It’s early Saturday afternoon, and in the basement of the Graduate School of Education, people gather around a seminar table to intently edit Wikipedia articles. Next door, a group discusses the challenges involved with getting blog posts to count toward tenure tracks. Programming later today will range from exploration of text matching software, pioneers of synthetic synaesthesia, and the subtle difference between digital preservation and conservation.
This is the Humanities and Technology Camp (THATCamp), an “unconference” aimed at exploring issues related to the digital humanities: a rapidly evolving field at the intersection of tech, history, social media, literature, rights, music, and myriad other domains. The “unconference” is populated by passionate librarians, tech savvy grad students, innovative professors, and the like. This is the first time Harvard has hosted THATCamp, a series of global meetups independently organized to provide cheap or free ways for technologists and humanists to network and discuss ideas.
One session, called “Archives à la Carte” for reasons which will never become completely clear to me, is held in a multimedia classroom. When I drop by, the discussion centers on encoding the provenance of historical objects and ephemera like photos into their digital versions. The word “metadata” is thrown around a lot, as well as a snide reference to the apparent illiteracy of college students confronted with source documents: “Undergraduates interact better with images.”

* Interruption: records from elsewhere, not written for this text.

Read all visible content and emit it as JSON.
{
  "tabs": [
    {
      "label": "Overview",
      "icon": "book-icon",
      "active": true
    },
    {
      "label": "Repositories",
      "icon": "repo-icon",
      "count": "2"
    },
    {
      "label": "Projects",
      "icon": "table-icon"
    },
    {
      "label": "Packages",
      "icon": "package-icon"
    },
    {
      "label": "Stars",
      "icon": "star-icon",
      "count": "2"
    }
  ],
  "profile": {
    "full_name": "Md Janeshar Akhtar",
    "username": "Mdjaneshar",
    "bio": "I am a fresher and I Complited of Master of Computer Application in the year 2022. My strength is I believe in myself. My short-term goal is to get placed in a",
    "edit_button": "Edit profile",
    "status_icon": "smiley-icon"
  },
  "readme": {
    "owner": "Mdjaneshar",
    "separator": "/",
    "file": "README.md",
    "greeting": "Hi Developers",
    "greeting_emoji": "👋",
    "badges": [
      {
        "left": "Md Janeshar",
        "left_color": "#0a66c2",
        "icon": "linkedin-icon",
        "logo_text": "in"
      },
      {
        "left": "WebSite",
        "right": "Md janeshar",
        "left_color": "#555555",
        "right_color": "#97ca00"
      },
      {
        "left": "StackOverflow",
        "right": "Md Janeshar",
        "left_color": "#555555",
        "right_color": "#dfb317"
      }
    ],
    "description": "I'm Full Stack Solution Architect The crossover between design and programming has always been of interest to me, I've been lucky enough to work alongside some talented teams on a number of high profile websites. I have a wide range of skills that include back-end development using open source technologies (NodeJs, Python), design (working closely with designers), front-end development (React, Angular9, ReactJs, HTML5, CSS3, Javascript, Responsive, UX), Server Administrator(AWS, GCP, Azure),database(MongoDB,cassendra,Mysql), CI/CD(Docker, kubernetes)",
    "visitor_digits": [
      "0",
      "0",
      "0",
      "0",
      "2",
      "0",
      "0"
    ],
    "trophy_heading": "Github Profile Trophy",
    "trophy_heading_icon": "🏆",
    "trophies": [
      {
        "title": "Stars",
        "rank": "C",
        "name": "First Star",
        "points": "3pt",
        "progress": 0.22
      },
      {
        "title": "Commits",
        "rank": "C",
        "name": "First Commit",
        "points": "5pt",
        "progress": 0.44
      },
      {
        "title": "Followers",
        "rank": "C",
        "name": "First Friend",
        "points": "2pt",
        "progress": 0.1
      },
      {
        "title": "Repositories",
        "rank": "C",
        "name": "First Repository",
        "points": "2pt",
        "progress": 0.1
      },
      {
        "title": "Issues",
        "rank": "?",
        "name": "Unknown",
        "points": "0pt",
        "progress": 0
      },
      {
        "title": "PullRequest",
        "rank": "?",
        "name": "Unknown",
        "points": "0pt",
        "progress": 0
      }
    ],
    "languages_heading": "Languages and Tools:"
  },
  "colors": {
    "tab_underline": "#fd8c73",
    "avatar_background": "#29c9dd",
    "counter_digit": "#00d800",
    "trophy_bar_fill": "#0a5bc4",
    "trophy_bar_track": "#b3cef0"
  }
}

At this point, one woman poses a hypothetical to the assembled group: “If I were digitizing a historical journal, and there were 53 blank pages, would you want me to scan and digitize all 53 blank pages?” She’s met with a few seconds of blank stares, and then the room erupts in a chorus of vehement yeses. One woman passionately likens excising the blank section to “stealing bread from my children’s mouths.” Another explains in a slightly patronizing tone that images of the pages are crucial because “you want to know what about them is blank.”
In between sessions, I talk with THATCamp organizers Judson Harward, Harvard University Information Technology director of arts and humanities research computing, and Christopher M. Morse, instructional computing specialist. Harward expresses a sentiment that I hear a lot throughout the day: One of the goals of THATCamp is to break out of the formality and rigidity that can plague Harvard events and, in fact, all aspects of Harvard academia. With this in mind, today’s “unconference” was apparently planned just this morning. After a series of briefs, called “dork shorts,” in which various speakers pitched their projects and ideas, attendees and organizers spontaneously planned the afternoon programming.
Sessions are intentionally quick, ensuring that neither presenters nor attendees, who Harward says include faculty, librarians, grad students and an errant undergrad or two, are forced to invest a lot of time into any single topic. “It can be playful,” Harward says of the conference. The purpose of the sessions isn’t necessarily to flesh out a practical interest, but to “get you thinking in a new way.”
Morse leads one of the afternoon sessions, an hour-long discussion on music visualization. He briefly presents his cyclochromatophone, a color-wheel-based keyboard which can be played online. The cyclochromatophone is just one of many unconventional modes for reimagining the musical scale, many of them synaesthetic, which will be a major topic of discussion. How can we avoid the biases of western music notation when transcribing non-western music? How do children visualize music before they’re taught a regimented system? Is it possible to create a program that identifies larger trends in much the same way that violinists don’t have to rely on sight reading each note in sheet music? These questions are all raised in the first ten minutes of the hour.